Schapiro, Meyer, 1904-1996.
Theory and philosophy of art.
New York : George Braziller, 1994
|All Authors / Contributors:||
|ISBN:||0807613568 9780807613566 0807613576 9780807613573|
|Description:||vii, 253 p. : ill. ; 24 cm.|
|Contents:||On some problems in the semiotics of visual art: field and vehicle in image-signs --
On perfection, coherence, and unity of form and content --
Style (with bibliography) --
Eugène Fromentin as critic --
Still life as a personal object-a note on Heidegger and van Gogh --
Further notes on Heidegger and van Gogh --
Freud and Leonardo: an art historical study --
Further notes on Freud and Leonardo --
Diderot on the artist and society --
Mr. Berenson's values --
On the relation of patron and artist: comments on a proposed model for the scientist.
Schapiro's highly lucid arguments, graceful prose, and extraordinary erudition guide readers through a rich variety of fields and issues: the roles in society of the artist and art, of the critic and criticism; the relationships between patron and artist, psychoanalysis and art, and philosophy and art.
Adapting critical methods from such wide-ranging fields as anthropology, linguistics, philosophy, biology, and other sciences, Schapiro appraises fundamental semantic terms such as "organic style," "pictorial style", "field and vehicle," and "form and content"; he elucidates eclipsed intent in a well-known text by Freud on Leonardo da Vinci, in another by Heidegger on Vincent van Gogh.

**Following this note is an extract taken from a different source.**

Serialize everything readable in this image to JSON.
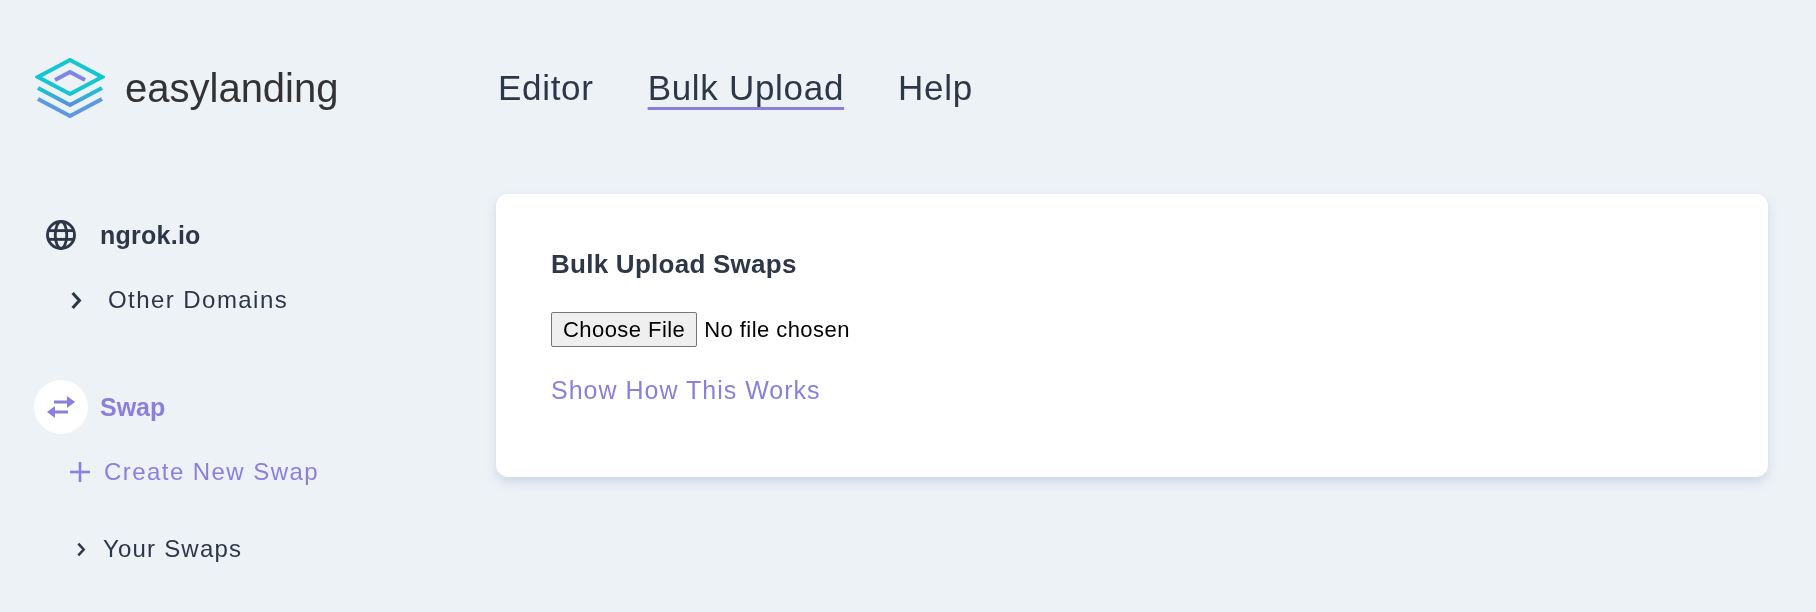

He reflects on the critical methodology of Bernard Berenson, and on the social philosophy of art in the writings of both Diderot and the nineteenth century French artist/historian Eugene Fromentin. Throughout all of his writings, Meyer Schapiro provides us with a means of ordering our past that is reasoned and passionate, methodical and inventive. In so doing, he revitalizes our faith in the unsurpassed importance of both critical thinking and creative independence.